Top of Task inputs

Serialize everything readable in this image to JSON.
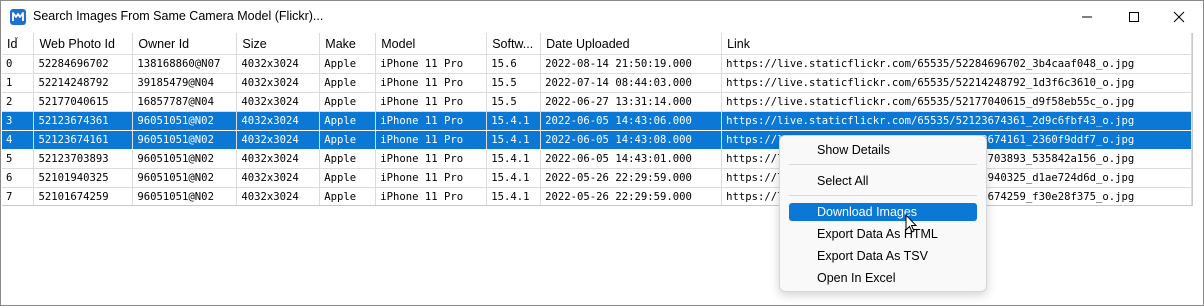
{
  "window": {
    "title": "Search Images From Same Camera Model (Flickr)..."
  },
  "columns": [
    "Id",
    "Web Photo Id",
    "Owner Id",
    "Size",
    "Make",
    "Model",
    "Softw...",
    "Date Uploaded",
    "Link"
  ],
  "rows": [
    {
      "id": "0",
      "photo_id": "52284696702",
      "owner": "138168860@N07",
      "size": "4032x3024",
      "make": "Apple",
      "model": "iPhone 11 Pro",
      "software": "15.6",
      "date": "2022-08-14 21:50:19.000",
      "link": "https://live.staticflickr.com/65535/52284696702_3b4caaf048_o.jpg",
      "selected": false
    },
    {
      "id": "1",
      "photo_id": "52214248792",
      "owner": "39185479@N04",
      "size": "4032x3024",
      "make": "Apple",
      "model": "iPhone 11 Pro",
      "software": "15.5",
      "date": "2022-07-14 08:44:03.000",
      "link": "https://live.staticflickr.com/65535/52214248792_1d3f6c3610_o.jpg",
      "selected": false
    },
    {
      "id": "2",
      "photo_id": "52177040615",
      "owner": "16857787@N04",
      "size": "4032x3024",
      "make": "Apple",
      "model": "iPhone 11 Pro",
      "software": "15.5",
      "date": "2022-06-27 13:31:14.000",
      "link": "https://live.staticflickr.com/65535/52177040615_d9f58eb55c_o.jpg",
      "selected": false
    },
    {
      "id": "3",
      "photo_id": "52123674361",
      "owner": "96051051@N02",
      "size": "4032x3024",
      "make": "Apple",
      "model": "iPhone 11 Pro",
      "software": "15.4.1",
      "date": "2022-06-05 14:43:06.000",
      "link": "https://live.staticflickr.com/65535/52123674361_2d9c6fbf43_o.jpg",
      "selected": true
    },
    {
      "id": "4",
      "photo_id": "52123674161",
      "owner": "96051051@N02",
      "size": "4032x3024",
      "make": "Apple",
      "model": "iPhone 11 Pro",
      "software": "15.4.1",
      "date": "2022-06-05 14:43:08.000",
      "link": "https://live.staticflickr.com/65535/52123674161_2360f9ddf7_o.jpg",
      "selected": true
    },
    {
      "id": "5",
      "photo_id": "52123703893",
      "owner": "96051051@N02",
      "size": "4032x3024",
      "make": "Apple",
      "model": "iPhone 11 Pro",
      "software": "15.4.1",
      "date": "2022-06-05 14:43:01.000",
      "link": "https://live.staticflickr.com/65535/52123703893_535842a156_o.jpg",
      "selected": false
    },
    {
      "id": "6",
      "photo_id": "52101940325",
      "owner": "96051051@N02",
      "size": "4032x3024",
      "make": "Apple",
      "model": "iPhone 11 Pro",
      "software": "15.4.1",
      "date": "2022-05-26 22:29:59.000",
      "link": "https://live.staticflickr.com/65535/52101940325_d1ae724d6d_o.jpg",
      "selected": false
    },
    {
      "id": "7",
      "photo_id": "52101674259",
      "owner": "96051051@N02",
      "size": "4032x3024",
      "make": "Apple",
      "model": "iPhone 11 Pro",
      "software": "15.4.1",
      "date": "2022-05-26 22:29:59.000",
      "link": "https://live.staticflickr.com/65535/52101674259_f30e28f375_o.jpg",
      "selected": false
    }
  ],
  "context_menu": {
    "items": [
      {
        "label": "Show Details",
        "name": "menu-show-details",
        "highlighted": false
      },
      {
        "label": "Select All",
        "name": "menu-select-all",
        "highlighted": false
      },
      {
        "label": "Download Images",
        "name": "menu-download-images",
        "highlighted": true
      },
      {
        "label": "Export Data As HTML",
        "name": "menu-export-html",
        "highlighted": false
      },
      {
        "label": "Export Data As TSV",
        "name": "menu-export-tsv",
        "highlighted": false
      },
      {
        "label": "Open In Excel",
        "name": "menu-open-excel",
        "highlighted": false
      }
    ]
  },
  "colors": {
    "selection": "#0a78d4",
    "app_icon": "#1e6fd1"
  },
  "icons": {
    "app": "app-logo-icon",
    "minimize": "minimize-icon",
    "maximize": "maximize-icon",
    "close": "close-icon",
    "sort": "sort-caret-icon",
    "cursor": "mouse-pointer-icon"
  }
}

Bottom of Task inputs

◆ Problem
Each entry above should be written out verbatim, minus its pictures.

◆ Exercise answer
Serialize everything readable in this image to JSON.
{
  "window": {
    "title": "Search Images From Same Camera Model (Flickr)..."
  },
  "columns": [
    "Id",
    "Web Photo Id",
    "Owner Id",
    "Size",
    "Make",
    "Model",
    "Softw...",
    "Date Uploaded",
    "Link"
  ],
  "rows": [
    {
      "id": "0",
      "photo_id": "52284696702",
      "owner": "138168860@N07",
      "size": "4032x3024",
      "make": "Apple",
      "model": "iPhone 11 Pro",
      "software": "15.6",
      "date": "2022-08-14 21:50:19.000",
      "link": "https://live.staticflickr.com/65535/52284696702_3b4caaf048_o.jpg",
      "selected": false
    },
    {
      "id": "1",
      "photo_id": "52214248792",
      "owner": "39185479@N04",
      "size": "4032x3024",
      "make": "Apple",
      "model": "iPhone 11 Pro",
      "software": "15.5",
      "date": "2022-07-14 08:44:03.000",
      "link": "https://live.staticflickr.com/65535/52214248792_1d3f6c3610_o.jpg",
      "selected": false
    },
    {
      "id": "2",
      "photo_id": "52177040615",
      "owner": "16857787@N04",
      "size": "4032x3024",
      "make": "Apple",
      "model": "iPhone 11 Pro",
      "software": "15.5",
      "date": "2022-06-27 13:31:14.000",
      "link": "https://live.staticflickr.com/65535/52177040615_d9f58eb55c_o.jpg",
      "selected": false
    },
    {
      "id": "3",
      "photo_id": "52123674361",
      "owner": "96051051@N02",
      "size": "4032x3024",
      "make": "Apple",
      "model": "iPhone 11 Pro",
      "software": "15.4.1",
      "date": "2022-06-05 14:43:06.000",
      "link": "https://live.staticflickr.com/65535/52123674361_2d9c6fbf43_o.jpg",
      "selected": true
    },
    {
      "id": "4",
      "photo_id": "52123674161",
      "owner": "96051051@N02",
      "size": "4032x3024",
      "make": "Apple",
      "model": "iPhone 11 Pro",
      "software": "15.4.1",
      "date": "2022-06-05 14:43:08.000",
      "link": "https://live.staticflickr.com/65535/52123674161_2360f9ddf7_o.jpg",
      "selected": true
    },
    {
      "id": "5",
      "photo_id": "52123703893",
      "owner": "96051051@N02",
      "size": "4032x3024",
      "make": "Apple",
      "model": "iPhone 11 Pro",
      "software": "15.4.1",
      "date": "2022-06-05 14:43:01.000",
      "link": "https://live.staticflickr.com/65535/52123703893_535842a156_o.jpg",
      "selected": false
    },
    {
      "id": "6",
      "photo_id": "52101940325",
      "owner": "96051051@N02",
      "size": "4032x3024",
      "make": "Apple",
      "model": "iPhone 11 Pro",
      "software": "15.4.1",
      "date": "2022-05-26 22:29:59.000",
      "link": "https://live.staticflickr.com/65535/52101940325_d1ae724d6d_o.jpg",
      "selected": false
    },
    {
      "id": "7",
      "photo_id": "52101674259",
      "owner": "96051051@N02",
      "size": "4032x3024",
      "make": "Apple",
      "model": "iPhone 11 Pro",
      "software": "15.4.1",
      "date": "2022-05-26 22:29:59.000",
      "link": "https://live.staticflickr.com/65535/52101674259_f30e28f375_o.jpg",
      "selected": false
    }
  ],
  "context_menu": {
    "items": [
      {
        "label": "Show Details",
        "name": "menu-show-details",
        "highlighted": false
      },
      {
        "label": "Select All",
        "name": "menu-select-all",
        "highlighted": false
      },
      {
        "label": "Download Images",
        "name": "menu-download-images",
        "highlighted": true
      },
      {
        "label": "Export Data As HTML",
        "name": "menu-export-html",
        "highlighted": false
      },
      {
        "label": "Export Data As TSV",
        "name": "menu-export-tsv",
        "highlighted": false
      },
      {
        "label": "Open In Excel",
        "name": "menu-open-excel",
        "highlighted": false
      }
    ]
  },
  "colors": {
    "selection": "#0a78d4",
    "app_icon": "#1e6fd1"
  },
  "icons": {
    "app": "app-logo-icon",
    "minimize": "minimize-icon",
    "maximize": "maximize-icon",
    "close": "close-icon",
    "sort": "sort-caret-icon",
    "cursor": "mouse-pointer-icon"
  }
}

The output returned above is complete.